Your answer should be every line of the entries that has the string "Лицевой" in it.

Collection entries:
········

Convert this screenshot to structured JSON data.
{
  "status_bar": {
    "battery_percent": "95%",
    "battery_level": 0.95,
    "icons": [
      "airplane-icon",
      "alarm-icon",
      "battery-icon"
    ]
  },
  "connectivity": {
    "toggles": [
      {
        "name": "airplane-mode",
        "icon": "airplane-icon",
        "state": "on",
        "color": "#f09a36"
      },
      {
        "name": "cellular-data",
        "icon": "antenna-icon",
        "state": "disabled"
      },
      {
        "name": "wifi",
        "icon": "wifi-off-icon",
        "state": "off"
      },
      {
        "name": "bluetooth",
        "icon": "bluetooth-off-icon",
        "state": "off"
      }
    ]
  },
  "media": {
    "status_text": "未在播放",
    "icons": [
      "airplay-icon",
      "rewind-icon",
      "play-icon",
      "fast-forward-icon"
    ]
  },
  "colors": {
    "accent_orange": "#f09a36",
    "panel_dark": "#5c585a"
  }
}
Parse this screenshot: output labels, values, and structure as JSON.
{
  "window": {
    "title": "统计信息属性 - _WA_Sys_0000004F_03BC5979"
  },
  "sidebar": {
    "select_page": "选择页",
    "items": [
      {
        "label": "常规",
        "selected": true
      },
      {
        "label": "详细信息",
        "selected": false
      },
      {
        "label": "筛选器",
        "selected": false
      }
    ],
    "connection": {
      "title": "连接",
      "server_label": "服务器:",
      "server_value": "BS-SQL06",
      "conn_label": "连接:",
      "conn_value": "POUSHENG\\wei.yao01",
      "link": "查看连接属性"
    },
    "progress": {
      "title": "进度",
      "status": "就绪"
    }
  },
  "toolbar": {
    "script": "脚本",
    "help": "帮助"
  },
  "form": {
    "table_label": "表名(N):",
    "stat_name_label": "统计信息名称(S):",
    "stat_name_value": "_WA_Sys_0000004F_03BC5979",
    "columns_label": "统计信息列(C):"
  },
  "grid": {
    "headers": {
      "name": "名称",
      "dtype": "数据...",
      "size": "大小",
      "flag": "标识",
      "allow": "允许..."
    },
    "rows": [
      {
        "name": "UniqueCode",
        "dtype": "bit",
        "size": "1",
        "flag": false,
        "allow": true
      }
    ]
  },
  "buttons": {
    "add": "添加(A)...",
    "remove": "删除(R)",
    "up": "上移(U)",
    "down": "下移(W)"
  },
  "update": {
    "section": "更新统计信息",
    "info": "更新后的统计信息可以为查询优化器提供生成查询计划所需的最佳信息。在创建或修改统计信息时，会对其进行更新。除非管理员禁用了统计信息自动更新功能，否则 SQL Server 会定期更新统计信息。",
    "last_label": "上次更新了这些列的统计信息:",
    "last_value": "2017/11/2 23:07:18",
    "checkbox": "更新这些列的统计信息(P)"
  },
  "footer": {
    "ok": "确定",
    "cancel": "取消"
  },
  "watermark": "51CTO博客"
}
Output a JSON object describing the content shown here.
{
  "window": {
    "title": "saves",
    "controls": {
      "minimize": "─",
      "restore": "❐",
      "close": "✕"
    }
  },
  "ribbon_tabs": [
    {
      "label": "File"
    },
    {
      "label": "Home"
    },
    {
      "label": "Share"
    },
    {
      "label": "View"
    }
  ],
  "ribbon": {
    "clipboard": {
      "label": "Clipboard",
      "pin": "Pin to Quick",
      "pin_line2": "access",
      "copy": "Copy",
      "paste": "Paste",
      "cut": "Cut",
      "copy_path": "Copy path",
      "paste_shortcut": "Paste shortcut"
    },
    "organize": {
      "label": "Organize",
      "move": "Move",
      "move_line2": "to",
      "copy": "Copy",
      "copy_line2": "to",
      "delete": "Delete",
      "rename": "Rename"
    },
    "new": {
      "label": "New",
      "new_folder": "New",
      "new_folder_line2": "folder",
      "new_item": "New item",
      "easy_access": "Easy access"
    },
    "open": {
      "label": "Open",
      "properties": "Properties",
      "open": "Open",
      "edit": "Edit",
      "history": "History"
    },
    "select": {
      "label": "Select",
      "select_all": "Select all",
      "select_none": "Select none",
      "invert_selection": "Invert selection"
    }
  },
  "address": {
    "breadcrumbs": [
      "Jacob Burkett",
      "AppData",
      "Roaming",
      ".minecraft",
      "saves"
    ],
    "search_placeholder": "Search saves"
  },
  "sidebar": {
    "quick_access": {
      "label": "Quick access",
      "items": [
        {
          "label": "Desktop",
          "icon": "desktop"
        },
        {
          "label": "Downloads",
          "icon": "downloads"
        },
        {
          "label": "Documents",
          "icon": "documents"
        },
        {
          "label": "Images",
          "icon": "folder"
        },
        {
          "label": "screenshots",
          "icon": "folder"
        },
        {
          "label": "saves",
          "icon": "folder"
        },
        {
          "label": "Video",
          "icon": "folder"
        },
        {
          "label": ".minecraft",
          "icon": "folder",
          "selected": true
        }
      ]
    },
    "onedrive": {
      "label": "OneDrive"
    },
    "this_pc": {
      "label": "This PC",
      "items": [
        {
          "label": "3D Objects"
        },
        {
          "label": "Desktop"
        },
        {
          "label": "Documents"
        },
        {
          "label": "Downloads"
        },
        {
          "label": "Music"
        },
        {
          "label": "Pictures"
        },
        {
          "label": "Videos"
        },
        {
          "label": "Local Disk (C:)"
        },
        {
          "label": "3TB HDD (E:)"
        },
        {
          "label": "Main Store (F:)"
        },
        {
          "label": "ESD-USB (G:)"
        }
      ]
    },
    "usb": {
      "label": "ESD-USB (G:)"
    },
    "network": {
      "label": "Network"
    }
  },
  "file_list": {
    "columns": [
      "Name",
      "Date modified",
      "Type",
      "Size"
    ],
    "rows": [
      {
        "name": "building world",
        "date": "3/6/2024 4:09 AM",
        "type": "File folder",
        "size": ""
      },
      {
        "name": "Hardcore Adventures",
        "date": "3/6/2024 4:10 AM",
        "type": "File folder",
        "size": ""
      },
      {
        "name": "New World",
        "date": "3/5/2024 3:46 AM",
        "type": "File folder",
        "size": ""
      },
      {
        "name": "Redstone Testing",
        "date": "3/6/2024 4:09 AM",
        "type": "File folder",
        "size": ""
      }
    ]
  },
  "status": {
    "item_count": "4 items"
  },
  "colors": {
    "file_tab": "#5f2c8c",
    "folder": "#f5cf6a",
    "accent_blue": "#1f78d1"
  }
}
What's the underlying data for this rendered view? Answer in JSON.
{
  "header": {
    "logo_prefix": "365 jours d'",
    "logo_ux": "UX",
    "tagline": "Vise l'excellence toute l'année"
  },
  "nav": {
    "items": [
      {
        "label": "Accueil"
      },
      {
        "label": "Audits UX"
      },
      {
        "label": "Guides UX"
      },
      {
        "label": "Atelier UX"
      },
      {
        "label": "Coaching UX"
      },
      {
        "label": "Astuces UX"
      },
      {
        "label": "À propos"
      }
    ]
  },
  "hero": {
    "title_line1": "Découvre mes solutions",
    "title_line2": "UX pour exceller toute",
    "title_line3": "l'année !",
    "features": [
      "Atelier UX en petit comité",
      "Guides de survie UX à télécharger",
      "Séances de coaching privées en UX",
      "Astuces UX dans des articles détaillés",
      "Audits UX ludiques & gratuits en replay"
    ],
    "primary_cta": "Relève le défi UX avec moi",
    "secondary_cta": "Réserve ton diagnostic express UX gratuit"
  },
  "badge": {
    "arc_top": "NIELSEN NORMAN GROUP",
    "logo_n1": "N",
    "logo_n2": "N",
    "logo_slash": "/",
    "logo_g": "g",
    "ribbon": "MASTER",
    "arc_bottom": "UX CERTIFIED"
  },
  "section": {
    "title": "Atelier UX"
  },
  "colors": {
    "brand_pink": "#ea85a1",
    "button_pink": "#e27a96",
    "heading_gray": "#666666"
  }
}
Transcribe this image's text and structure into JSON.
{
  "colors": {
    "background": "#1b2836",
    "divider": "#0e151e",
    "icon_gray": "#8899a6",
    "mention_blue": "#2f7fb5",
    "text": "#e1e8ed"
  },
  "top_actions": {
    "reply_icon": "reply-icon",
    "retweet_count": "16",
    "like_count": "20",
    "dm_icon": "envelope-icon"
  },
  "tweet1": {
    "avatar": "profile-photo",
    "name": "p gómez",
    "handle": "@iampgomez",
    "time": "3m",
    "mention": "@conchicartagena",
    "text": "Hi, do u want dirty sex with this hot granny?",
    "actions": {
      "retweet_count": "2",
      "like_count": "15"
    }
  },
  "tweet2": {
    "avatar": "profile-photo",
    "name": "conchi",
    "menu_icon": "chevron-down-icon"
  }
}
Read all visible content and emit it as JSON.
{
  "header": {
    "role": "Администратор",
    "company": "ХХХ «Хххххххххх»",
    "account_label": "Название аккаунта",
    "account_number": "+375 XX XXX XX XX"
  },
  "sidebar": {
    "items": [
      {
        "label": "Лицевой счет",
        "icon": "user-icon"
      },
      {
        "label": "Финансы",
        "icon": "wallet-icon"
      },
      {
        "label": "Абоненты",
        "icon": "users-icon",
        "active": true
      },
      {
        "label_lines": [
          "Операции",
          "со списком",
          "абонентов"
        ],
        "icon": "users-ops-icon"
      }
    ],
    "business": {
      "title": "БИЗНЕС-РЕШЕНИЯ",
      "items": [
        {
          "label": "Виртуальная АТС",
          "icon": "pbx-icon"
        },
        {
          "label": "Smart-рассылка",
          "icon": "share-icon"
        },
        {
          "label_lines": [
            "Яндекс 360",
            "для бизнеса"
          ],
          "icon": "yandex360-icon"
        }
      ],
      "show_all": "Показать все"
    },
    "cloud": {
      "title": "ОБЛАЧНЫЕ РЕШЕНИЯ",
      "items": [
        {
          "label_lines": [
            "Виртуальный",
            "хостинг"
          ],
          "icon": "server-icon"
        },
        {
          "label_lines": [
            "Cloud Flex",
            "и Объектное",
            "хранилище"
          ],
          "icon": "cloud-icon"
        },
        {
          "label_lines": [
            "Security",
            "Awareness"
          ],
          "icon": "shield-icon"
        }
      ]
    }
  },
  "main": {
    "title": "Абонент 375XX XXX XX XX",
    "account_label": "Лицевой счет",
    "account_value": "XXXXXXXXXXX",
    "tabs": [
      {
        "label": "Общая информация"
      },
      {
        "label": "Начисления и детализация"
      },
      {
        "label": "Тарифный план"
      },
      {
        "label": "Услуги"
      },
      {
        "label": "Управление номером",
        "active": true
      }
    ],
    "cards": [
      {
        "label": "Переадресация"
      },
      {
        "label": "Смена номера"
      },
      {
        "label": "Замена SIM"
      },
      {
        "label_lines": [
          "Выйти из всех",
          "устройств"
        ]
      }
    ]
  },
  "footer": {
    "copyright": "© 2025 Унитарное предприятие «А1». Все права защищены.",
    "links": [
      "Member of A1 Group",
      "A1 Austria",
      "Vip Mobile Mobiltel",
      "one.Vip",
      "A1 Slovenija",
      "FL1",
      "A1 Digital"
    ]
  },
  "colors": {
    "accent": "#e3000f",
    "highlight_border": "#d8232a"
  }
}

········

Written solution:
        "label": "Лицевой счет",
    "account_label": "Лицевой счет",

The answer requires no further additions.